  1. Has Gamergate affected your ability to make games?

Yes. Every day I wake up worried that one of my friends will be a new target for GamerGate. I am hearing, constantly, about the horrible things they are saying and doing to friends like Zoe, Veerender, Arielle, and others. And now that I”ve been doxxed, I’ve had my own safety to worry about as well. I am trying to finish version 1.5 of I Get This Call Every Day so I can launch the game on Steam, but most days I’m unable to get anything done.

Worst of all, it’s made me hate being a part of games culture. I continue to make games because it’s really the only thing I know how to do that generates income. But honestly, I want out of games. I want out so bad.

  1. What impact do you think Gamergate has had on the industry?

Personally it’s led to a lot of resentment towards the corner of the industry that’s remained silent or only made ineffectual statements on the matter. There are several major game sites, who have covered me in the past, who I’ll refuse to work with now.

Aside from my own feelings, GamerGate has dealt a huge blow to the industry’s attempt to become more diverse. They’ve sent a loud, clear message that anyone attempting to make the kinds of games they don’t like is at risk of being harassed, doxxed, and generally made to feel unsafe and unwelcome. This goes double for women and anyone who isn’t white. It’s not a new message; GamerGate made it worse, and louder, and I fear we’ve lost many great voices in games because of this hate mob.

  1. What do you think the industry can do to deal with this issue?

The entire industry needs to take a firm stand to tell GamerGate that they are not welcome in games. Every publisher and developer needs to make a crystal-clear statement that they do not support this hate group and that they do not want its members as their customers. I have made myself an example in this regard, with a statement on my site’s front page that I do not want any members of GamerGate to purchase or play my games.

  1. Why do you think the industry has yet to take a firm stance on Gamergate?

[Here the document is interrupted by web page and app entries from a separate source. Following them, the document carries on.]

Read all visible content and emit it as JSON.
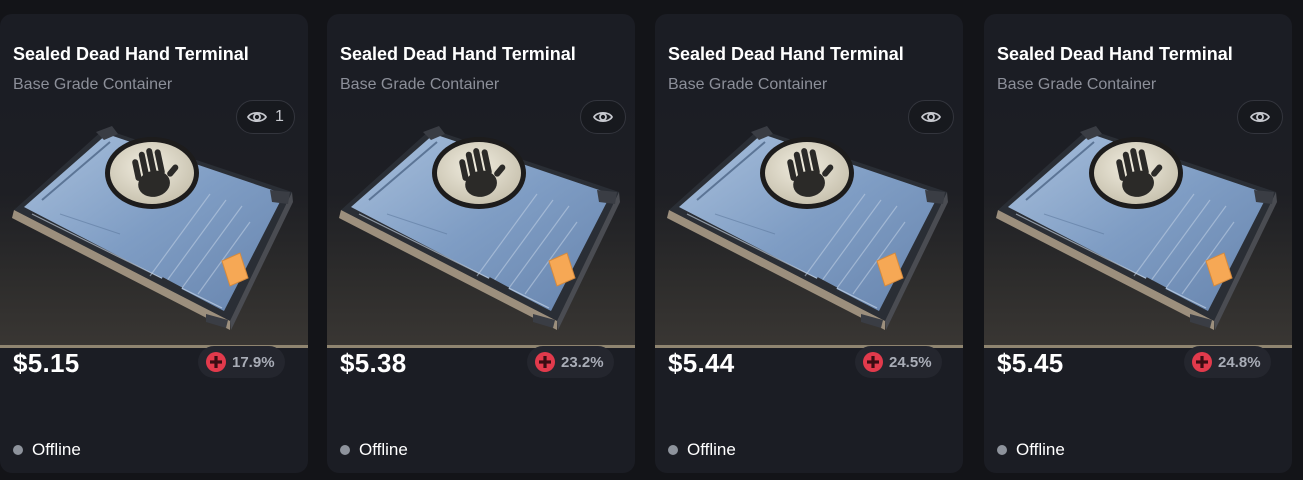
{
  "colors": {
    "background": "#131418",
    "card": "#1b1d24",
    "accent_line": "#8f8570",
    "discount_icon": "#e23a4c",
    "offline_dot": "#8e939c"
  },
  "icons": {
    "view": "eye-icon",
    "discount": "plus-circle-icon",
    "status": "status-dot-icon"
  },
  "cards": [
    {
      "title": "Sealed Dead Hand Terminal",
      "subtitle": "Base Grade Container",
      "views": "1",
      "price": "$5.15",
      "discount": "17.9%",
      "status": "Offline"
    },
    {
      "title": "Sealed Dead Hand Terminal",
      "subtitle": "Base Grade Container",
      "views": "",
      "price": "$5.38",
      "discount": "23.2%",
      "status": "Offline"
    },
    {
      "title": "Sealed Dead Hand Terminal",
      "subtitle": "Base Grade Container",
      "views": "",
      "price": "$5.44",
      "discount": "24.5%",
      "status": "Offline"
    },
    {
      "title": "Sealed Dead Hand Terminal",
      "subtitle": "Base Grade Container",
      "views": "",
      "price": "$5.45",
      "discount": "24.8%",
      "status": "Offline"
    }
  ]
}
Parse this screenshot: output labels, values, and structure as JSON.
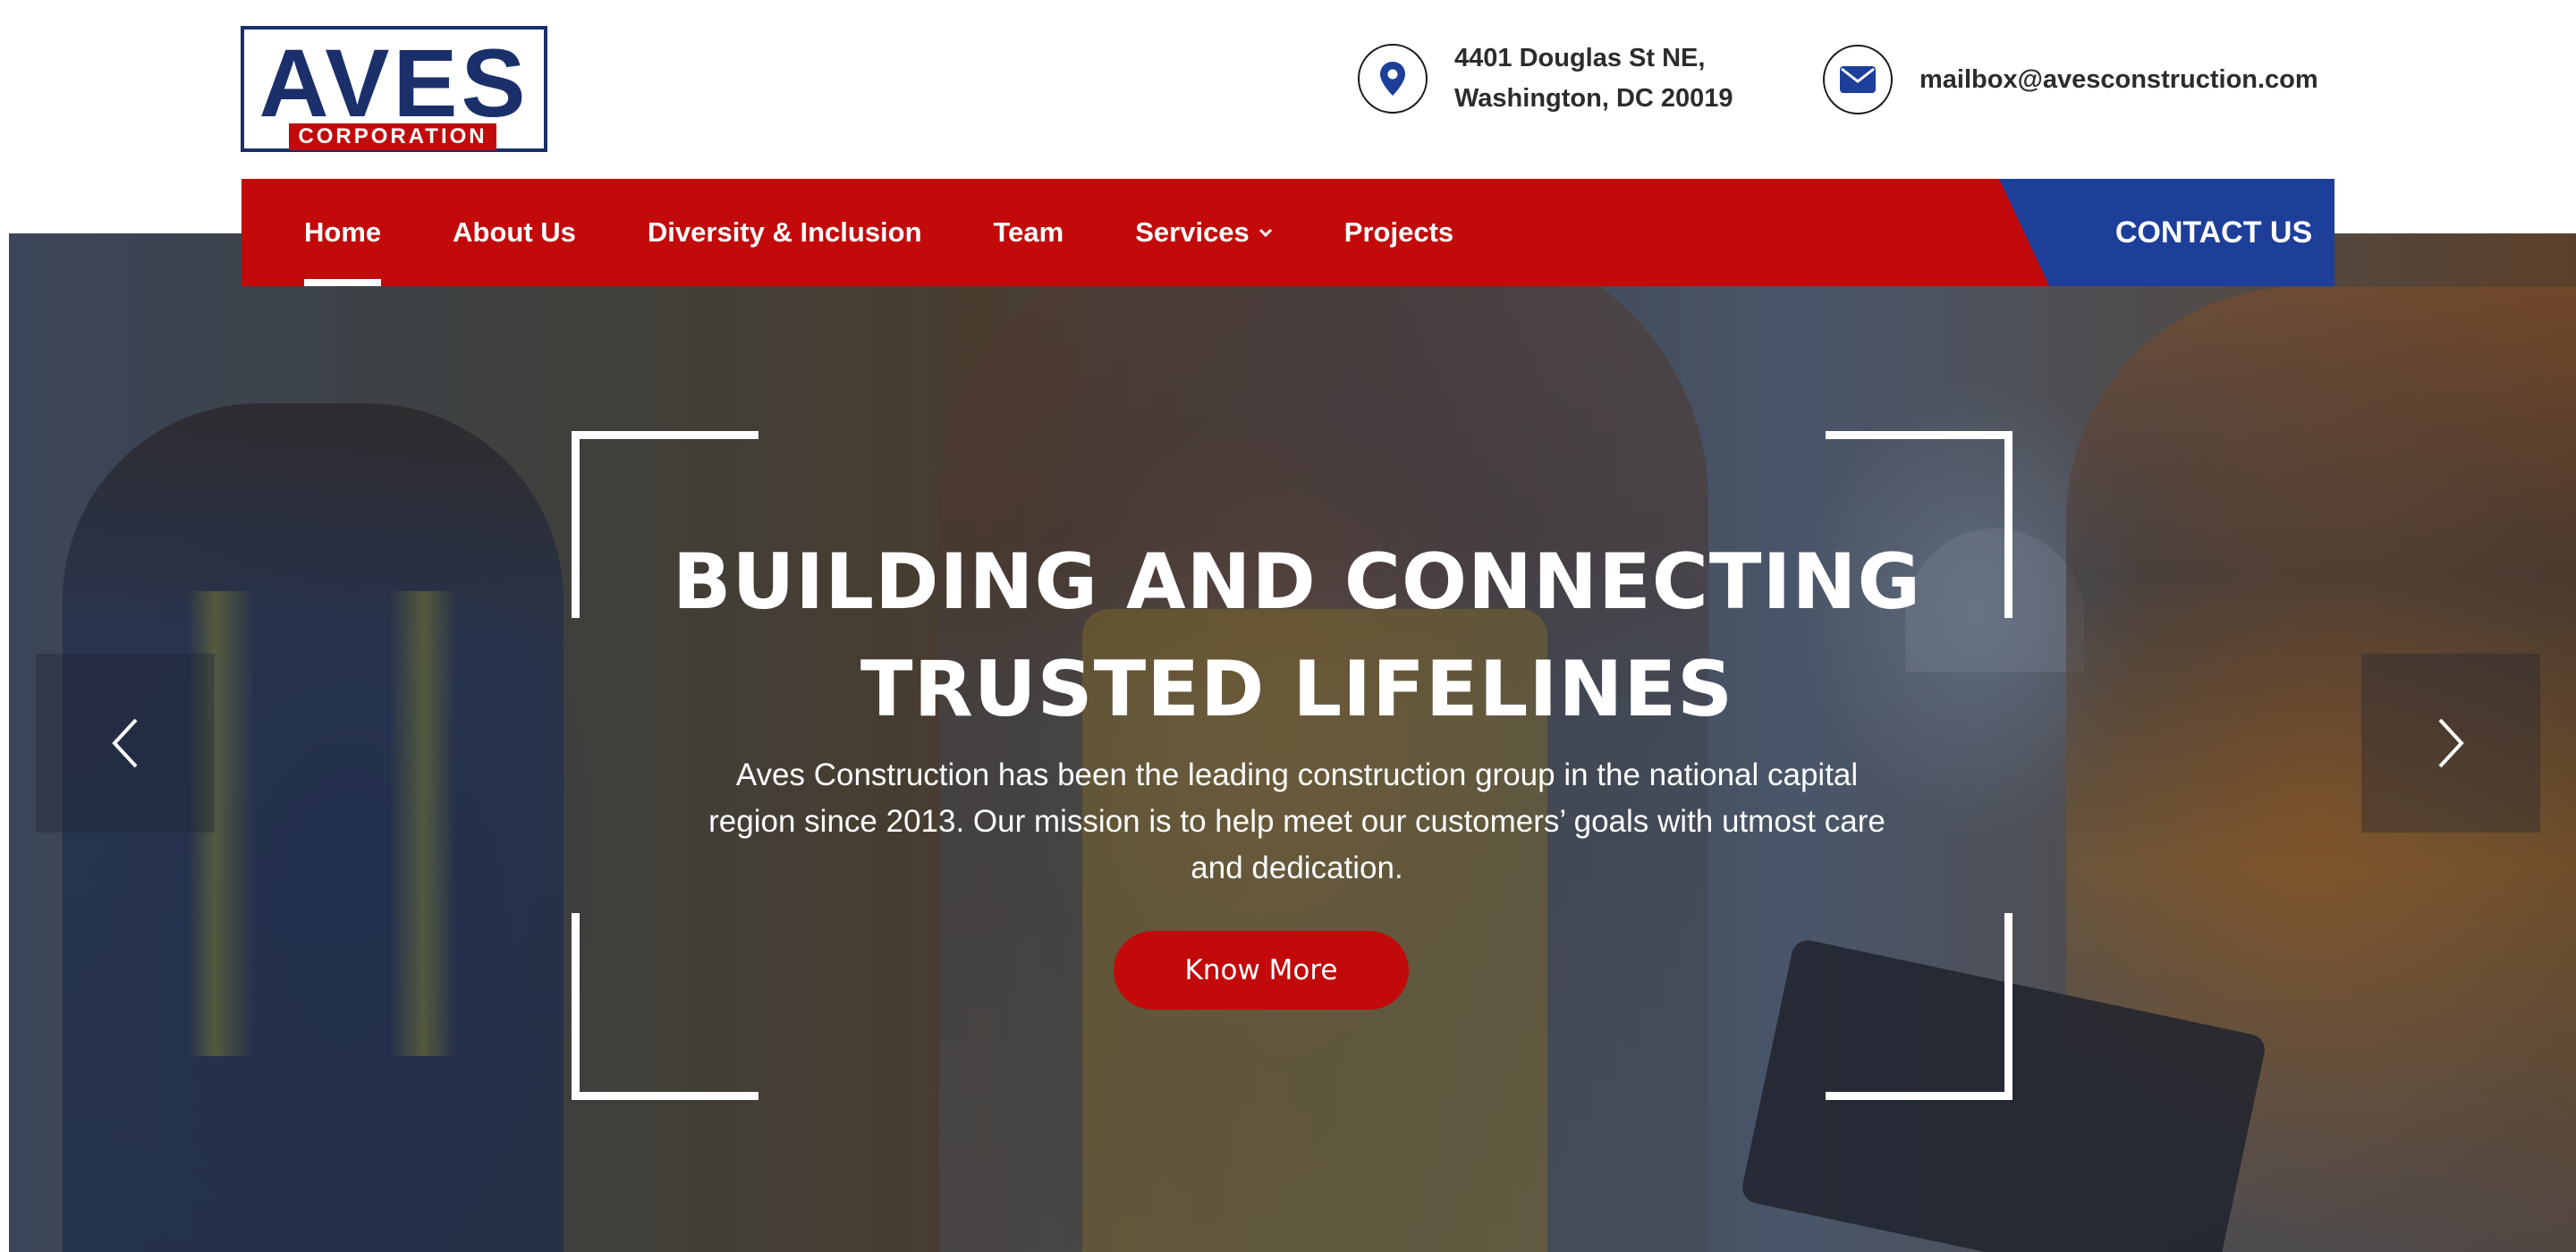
{
  "brand": {
    "logo_word": "AVES",
    "logo_sub": "CORPORATION",
    "navy": "#1b2f6b",
    "red": "#c20a0a",
    "blue": "#1d3f9a"
  },
  "header": {
    "address_line1": "4401 Douglas St NE,",
    "address_line2": "Washington, DC 20019",
    "address_icon": "map-pin-icon",
    "email": "mailbox@avesconstruction.com",
    "email_icon": "envelope-icon"
  },
  "nav": {
    "items": [
      {
        "label": "Home",
        "active": true
      },
      {
        "label": "About Us"
      },
      {
        "label": "Diversity & Inclusion"
      },
      {
        "label": "Team"
      },
      {
        "label": "Services",
        "has_dropdown": true
      },
      {
        "label": "Projects"
      }
    ],
    "contact_label": "CONTACT US"
  },
  "hero": {
    "title_line1": "BUILDING AND CONNECTING",
    "title_line2": "TRUSTED LIFELINES",
    "description": "Aves Construction has been the leading construction group in the national capital region since 2013. Our mission is to help meet our customers’ goals with utmost care and dedication.",
    "cta_label": "Know More",
    "prev_icon": "chevron-left-icon",
    "next_icon": "chevron-right-icon"
  }
}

I can only speculate on this, but I feel that most in the industry have ignored GamerGate simply because they can. It hasn’t affected them personally. Frankly, my experience with much of the professional development community revealed a group of people unconcerned with anything going on outside their own studios other than the development of other games. Most shareholder-run publishers don’t have a social conscience either, so they have zero incentive to care about folks getting hurt and driven out of the industry. They simply don’t care that GamerGate is going on, and their silence is being interpreted by GG as support. I’m sure some are aware and just hoping it goes away.

  1. Do you think that speaking about this issue will paint a target on you?

If I didn’t already have a target on my back, I’m sure this would paint one on me. GamerGate has always been vindictive against its critics, and they’ve only gotten worse. One simply needs to look at how they’re treating srhbutts or Veerender these days to see what I mean.

  1. Is there anything else you’d like to say?

I wish there was more I could say – some reassuring words that things will get better, or some inspiring quote to give people the bravery to stand up to these assholes. Unfortunately, I’ve got nothing. The past five months have literally broken me. I just want to keep making games without having to worry when a hate mob might decide to target me or a friend because they take some issue with what we make.

I just want to be done.